## Activity
Go through the entries below. Copy each line in which "want" appears.

## Records for the exercise
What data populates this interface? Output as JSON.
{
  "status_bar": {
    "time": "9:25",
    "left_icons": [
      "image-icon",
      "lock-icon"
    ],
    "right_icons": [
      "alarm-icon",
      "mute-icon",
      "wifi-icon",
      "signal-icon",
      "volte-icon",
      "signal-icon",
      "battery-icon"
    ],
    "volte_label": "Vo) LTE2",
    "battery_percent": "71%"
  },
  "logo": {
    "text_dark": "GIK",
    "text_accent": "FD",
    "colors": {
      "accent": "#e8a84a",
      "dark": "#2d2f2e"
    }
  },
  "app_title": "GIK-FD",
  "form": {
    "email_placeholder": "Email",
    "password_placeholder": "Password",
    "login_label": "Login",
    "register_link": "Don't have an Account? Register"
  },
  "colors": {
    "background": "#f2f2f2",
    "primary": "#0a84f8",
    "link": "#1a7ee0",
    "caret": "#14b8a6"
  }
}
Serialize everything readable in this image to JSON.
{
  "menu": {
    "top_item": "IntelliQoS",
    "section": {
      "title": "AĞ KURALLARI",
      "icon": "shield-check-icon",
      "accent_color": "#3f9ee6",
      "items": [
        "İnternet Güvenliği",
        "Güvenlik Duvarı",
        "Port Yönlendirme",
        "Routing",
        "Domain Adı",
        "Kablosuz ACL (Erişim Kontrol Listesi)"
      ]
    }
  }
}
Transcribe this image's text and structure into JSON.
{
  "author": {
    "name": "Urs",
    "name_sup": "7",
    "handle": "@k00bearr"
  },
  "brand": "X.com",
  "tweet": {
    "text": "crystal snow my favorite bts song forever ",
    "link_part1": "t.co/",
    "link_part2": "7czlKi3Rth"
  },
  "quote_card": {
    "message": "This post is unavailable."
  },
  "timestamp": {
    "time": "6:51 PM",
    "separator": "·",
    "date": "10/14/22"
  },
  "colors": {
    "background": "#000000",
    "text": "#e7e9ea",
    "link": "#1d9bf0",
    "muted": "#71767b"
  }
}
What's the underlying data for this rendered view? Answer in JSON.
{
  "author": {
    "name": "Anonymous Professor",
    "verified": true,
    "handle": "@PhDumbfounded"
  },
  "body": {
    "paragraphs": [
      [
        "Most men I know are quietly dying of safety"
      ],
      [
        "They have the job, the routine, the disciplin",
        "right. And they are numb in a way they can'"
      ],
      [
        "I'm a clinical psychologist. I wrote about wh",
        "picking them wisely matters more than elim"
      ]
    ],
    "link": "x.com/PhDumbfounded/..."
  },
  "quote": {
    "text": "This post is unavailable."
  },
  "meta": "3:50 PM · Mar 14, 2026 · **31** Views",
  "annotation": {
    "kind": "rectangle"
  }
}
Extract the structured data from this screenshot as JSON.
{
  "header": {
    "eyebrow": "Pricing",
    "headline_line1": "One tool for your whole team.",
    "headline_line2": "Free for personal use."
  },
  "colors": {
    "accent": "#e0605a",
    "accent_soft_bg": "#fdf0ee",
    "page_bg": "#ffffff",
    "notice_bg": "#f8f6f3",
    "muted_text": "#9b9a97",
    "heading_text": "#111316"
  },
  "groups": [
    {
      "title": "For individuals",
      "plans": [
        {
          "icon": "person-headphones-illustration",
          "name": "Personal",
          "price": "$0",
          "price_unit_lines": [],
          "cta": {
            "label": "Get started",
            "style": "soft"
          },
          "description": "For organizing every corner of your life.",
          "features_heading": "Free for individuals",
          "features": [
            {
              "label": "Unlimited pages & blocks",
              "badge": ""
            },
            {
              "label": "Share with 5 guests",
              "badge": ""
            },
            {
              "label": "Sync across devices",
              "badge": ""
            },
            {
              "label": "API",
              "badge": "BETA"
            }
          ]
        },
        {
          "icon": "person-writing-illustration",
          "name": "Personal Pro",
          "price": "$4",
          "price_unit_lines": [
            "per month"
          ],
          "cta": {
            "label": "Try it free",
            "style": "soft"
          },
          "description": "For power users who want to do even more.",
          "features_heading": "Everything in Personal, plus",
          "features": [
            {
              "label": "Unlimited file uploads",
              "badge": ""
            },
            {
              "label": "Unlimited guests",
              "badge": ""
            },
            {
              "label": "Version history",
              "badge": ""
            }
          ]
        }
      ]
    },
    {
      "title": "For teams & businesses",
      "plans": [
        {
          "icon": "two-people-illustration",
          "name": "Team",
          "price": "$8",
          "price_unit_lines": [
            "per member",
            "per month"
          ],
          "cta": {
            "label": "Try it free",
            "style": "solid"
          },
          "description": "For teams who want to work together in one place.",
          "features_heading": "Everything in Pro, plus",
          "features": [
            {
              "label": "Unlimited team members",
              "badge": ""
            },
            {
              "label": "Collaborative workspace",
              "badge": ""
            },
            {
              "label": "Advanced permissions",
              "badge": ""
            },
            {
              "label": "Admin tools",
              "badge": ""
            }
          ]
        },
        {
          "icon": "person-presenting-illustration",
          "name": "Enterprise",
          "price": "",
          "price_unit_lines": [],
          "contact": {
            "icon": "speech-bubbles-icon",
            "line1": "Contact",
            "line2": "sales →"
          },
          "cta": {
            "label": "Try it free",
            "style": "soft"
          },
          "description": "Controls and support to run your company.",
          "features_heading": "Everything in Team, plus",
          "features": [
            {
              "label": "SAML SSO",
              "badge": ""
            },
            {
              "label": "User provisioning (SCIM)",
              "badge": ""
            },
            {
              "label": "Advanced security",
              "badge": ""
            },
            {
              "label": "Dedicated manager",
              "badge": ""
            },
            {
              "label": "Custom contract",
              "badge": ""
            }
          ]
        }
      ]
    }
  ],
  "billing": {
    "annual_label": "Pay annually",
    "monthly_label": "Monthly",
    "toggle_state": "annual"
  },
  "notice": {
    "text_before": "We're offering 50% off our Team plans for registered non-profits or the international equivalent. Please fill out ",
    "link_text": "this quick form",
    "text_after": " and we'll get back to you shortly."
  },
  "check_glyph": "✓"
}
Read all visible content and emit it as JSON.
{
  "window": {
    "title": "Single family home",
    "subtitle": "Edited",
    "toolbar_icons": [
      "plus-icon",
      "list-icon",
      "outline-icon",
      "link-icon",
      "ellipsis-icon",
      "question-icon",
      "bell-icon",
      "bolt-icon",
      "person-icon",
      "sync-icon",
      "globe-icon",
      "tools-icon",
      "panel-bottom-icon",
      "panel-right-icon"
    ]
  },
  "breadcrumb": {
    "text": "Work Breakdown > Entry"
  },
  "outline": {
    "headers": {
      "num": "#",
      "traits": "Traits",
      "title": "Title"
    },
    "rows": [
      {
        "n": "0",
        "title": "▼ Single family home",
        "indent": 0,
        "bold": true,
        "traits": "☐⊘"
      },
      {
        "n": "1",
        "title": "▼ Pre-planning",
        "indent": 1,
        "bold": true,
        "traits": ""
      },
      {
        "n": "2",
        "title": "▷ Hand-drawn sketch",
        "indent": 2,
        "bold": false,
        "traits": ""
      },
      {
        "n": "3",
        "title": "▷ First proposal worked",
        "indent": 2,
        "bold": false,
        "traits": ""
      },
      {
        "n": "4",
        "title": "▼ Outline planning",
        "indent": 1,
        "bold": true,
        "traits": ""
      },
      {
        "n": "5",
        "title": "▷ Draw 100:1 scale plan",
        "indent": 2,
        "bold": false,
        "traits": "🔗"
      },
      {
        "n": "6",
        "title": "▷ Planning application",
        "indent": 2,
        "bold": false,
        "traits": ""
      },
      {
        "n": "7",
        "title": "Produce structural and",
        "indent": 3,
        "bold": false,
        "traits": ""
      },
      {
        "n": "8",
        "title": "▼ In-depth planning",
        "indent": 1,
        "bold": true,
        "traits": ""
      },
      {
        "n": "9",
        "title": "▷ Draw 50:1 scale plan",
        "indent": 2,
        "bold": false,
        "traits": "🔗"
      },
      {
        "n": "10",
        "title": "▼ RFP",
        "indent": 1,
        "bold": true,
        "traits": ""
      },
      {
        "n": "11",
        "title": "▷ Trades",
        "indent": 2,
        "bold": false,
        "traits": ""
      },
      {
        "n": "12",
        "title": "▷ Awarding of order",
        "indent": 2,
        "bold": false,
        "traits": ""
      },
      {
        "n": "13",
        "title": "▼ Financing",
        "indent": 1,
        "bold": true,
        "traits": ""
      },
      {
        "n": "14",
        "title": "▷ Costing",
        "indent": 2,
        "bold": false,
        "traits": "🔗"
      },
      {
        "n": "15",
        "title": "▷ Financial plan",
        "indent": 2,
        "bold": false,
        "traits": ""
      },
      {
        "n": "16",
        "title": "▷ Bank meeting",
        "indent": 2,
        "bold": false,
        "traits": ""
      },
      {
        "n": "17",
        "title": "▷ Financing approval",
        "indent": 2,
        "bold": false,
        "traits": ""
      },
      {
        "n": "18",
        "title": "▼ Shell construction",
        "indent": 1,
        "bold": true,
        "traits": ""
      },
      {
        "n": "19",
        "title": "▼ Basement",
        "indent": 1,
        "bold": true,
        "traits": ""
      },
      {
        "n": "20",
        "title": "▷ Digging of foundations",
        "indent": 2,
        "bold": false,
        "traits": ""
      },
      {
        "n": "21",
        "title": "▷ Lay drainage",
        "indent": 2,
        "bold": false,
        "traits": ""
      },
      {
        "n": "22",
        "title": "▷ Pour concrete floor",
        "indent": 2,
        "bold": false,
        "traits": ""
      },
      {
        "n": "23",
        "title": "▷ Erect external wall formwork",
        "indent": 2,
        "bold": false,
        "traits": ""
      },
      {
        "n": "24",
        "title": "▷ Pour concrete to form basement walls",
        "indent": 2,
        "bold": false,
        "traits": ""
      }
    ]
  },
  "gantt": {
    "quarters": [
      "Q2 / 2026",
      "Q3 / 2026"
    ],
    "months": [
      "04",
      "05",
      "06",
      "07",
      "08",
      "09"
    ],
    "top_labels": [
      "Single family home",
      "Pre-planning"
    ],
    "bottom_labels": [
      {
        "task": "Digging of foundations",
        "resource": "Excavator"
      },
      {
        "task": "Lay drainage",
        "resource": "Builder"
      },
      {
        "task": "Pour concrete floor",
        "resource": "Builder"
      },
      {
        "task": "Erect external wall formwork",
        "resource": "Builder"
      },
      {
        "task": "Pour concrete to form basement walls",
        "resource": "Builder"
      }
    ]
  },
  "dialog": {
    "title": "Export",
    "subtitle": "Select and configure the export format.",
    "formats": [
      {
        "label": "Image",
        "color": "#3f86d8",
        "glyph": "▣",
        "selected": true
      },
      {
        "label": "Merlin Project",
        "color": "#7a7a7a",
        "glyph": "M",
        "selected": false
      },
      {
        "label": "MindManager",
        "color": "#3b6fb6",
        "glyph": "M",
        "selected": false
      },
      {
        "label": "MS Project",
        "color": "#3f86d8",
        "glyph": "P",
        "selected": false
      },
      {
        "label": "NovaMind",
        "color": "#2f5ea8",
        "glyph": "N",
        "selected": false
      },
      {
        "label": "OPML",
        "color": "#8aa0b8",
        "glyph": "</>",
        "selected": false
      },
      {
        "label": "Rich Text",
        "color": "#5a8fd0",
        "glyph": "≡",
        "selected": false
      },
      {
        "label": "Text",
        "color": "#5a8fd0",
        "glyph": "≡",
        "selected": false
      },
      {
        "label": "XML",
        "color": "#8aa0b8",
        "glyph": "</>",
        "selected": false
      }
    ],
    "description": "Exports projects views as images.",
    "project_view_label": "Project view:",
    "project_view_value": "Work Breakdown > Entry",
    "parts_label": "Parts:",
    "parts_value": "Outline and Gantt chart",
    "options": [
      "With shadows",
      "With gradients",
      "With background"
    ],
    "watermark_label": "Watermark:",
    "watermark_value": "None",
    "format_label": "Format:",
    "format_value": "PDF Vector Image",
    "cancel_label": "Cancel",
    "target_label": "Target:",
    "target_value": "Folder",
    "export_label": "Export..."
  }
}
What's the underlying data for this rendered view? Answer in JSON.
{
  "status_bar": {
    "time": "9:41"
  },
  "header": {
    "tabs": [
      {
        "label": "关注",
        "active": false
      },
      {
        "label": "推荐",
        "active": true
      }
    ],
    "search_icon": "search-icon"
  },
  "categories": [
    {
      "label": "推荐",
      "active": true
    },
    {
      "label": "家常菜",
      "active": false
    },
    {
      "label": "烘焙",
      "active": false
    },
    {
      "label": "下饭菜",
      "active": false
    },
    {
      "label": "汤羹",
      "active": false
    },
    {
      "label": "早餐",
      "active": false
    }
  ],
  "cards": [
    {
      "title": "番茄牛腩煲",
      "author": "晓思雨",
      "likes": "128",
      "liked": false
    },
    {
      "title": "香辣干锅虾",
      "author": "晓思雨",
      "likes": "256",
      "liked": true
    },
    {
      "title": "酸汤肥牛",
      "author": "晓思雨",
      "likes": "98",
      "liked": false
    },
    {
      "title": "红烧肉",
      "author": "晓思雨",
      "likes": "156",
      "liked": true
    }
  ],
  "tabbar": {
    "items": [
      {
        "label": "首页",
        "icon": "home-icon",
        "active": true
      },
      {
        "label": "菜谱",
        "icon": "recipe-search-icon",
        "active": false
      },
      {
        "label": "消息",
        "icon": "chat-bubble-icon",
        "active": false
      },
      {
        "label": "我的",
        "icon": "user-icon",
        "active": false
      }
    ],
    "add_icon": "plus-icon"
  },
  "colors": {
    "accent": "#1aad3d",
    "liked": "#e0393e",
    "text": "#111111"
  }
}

## Reply
          "description": "For power users who want to do even more.",
          "description": "For teams who want to work together in one place.",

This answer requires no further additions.